## Dataset records
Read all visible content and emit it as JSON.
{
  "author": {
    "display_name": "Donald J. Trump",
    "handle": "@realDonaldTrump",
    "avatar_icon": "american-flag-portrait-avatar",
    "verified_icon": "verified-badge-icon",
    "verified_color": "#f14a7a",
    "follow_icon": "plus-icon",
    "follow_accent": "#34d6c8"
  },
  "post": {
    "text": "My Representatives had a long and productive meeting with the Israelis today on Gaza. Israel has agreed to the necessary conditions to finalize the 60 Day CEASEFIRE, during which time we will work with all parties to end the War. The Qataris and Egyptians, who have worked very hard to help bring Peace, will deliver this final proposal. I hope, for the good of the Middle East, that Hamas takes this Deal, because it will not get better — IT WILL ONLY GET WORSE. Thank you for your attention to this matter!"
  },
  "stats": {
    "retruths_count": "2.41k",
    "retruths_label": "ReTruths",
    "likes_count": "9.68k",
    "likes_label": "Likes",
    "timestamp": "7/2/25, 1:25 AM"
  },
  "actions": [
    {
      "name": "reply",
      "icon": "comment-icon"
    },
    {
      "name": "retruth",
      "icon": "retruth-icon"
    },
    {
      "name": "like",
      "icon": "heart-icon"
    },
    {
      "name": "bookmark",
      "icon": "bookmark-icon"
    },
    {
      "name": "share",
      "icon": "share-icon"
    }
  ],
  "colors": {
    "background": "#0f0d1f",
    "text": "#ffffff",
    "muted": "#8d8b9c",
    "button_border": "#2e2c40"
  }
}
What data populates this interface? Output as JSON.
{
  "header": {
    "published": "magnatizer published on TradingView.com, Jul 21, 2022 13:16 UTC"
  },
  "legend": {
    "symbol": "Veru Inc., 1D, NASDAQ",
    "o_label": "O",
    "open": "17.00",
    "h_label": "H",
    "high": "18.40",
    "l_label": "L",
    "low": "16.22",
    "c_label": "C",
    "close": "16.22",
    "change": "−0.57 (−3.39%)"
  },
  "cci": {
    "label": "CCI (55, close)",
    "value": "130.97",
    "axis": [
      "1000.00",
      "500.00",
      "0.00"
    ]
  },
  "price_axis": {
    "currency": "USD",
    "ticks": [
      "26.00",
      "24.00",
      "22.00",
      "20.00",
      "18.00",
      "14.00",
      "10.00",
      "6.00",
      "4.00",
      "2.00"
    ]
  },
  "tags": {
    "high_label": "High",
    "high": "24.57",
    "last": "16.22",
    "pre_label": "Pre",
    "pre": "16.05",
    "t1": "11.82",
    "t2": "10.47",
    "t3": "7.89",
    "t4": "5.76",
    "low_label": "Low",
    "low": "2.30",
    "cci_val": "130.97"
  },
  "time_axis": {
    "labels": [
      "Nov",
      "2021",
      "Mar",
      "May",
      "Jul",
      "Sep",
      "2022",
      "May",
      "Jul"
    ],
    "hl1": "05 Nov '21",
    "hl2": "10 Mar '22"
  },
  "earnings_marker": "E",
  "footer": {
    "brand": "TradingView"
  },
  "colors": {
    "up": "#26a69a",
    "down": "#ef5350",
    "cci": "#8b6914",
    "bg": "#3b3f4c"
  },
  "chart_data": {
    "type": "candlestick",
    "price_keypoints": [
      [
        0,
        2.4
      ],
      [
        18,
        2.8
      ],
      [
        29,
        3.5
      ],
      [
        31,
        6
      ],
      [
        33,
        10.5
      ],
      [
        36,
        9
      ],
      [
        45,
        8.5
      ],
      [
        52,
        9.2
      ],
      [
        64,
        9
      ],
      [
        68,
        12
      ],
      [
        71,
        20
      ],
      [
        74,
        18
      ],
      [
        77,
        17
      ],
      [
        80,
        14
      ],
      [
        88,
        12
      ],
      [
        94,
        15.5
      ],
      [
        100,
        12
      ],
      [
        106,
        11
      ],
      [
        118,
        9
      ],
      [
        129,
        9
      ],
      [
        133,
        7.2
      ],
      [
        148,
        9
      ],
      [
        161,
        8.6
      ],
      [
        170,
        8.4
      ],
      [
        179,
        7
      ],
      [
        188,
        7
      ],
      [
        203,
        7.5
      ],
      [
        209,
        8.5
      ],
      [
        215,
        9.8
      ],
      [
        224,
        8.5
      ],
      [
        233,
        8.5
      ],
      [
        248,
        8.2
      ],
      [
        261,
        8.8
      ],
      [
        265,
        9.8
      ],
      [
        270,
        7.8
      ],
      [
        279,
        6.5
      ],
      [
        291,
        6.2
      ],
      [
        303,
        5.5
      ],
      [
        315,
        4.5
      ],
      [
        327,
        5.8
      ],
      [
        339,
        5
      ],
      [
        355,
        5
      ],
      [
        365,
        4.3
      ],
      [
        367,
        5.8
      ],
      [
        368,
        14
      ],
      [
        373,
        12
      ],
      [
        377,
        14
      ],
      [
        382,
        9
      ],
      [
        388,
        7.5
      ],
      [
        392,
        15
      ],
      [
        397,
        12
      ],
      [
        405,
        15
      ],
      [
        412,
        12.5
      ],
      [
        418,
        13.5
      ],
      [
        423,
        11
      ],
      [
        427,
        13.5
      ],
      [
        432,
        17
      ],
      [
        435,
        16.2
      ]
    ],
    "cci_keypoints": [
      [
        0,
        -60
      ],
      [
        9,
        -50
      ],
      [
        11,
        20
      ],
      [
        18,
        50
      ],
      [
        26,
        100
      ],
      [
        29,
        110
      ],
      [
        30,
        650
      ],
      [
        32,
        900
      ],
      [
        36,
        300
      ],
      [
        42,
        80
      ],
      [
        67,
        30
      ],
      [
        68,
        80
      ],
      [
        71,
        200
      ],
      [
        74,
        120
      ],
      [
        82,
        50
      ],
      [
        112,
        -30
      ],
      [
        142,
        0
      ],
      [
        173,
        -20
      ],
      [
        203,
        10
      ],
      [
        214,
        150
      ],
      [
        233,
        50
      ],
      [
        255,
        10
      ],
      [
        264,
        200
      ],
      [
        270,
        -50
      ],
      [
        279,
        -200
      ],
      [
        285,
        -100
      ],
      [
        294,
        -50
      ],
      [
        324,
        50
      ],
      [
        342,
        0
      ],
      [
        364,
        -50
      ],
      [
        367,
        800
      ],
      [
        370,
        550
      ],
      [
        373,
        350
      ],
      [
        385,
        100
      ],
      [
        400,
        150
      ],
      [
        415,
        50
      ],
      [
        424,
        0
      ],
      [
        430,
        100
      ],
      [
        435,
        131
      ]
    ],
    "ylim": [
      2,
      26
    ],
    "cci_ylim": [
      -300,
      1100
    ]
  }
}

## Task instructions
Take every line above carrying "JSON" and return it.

## Solution to this task
Read all visible content and emit it as JSON.
What data populates this interface? Output as JSON.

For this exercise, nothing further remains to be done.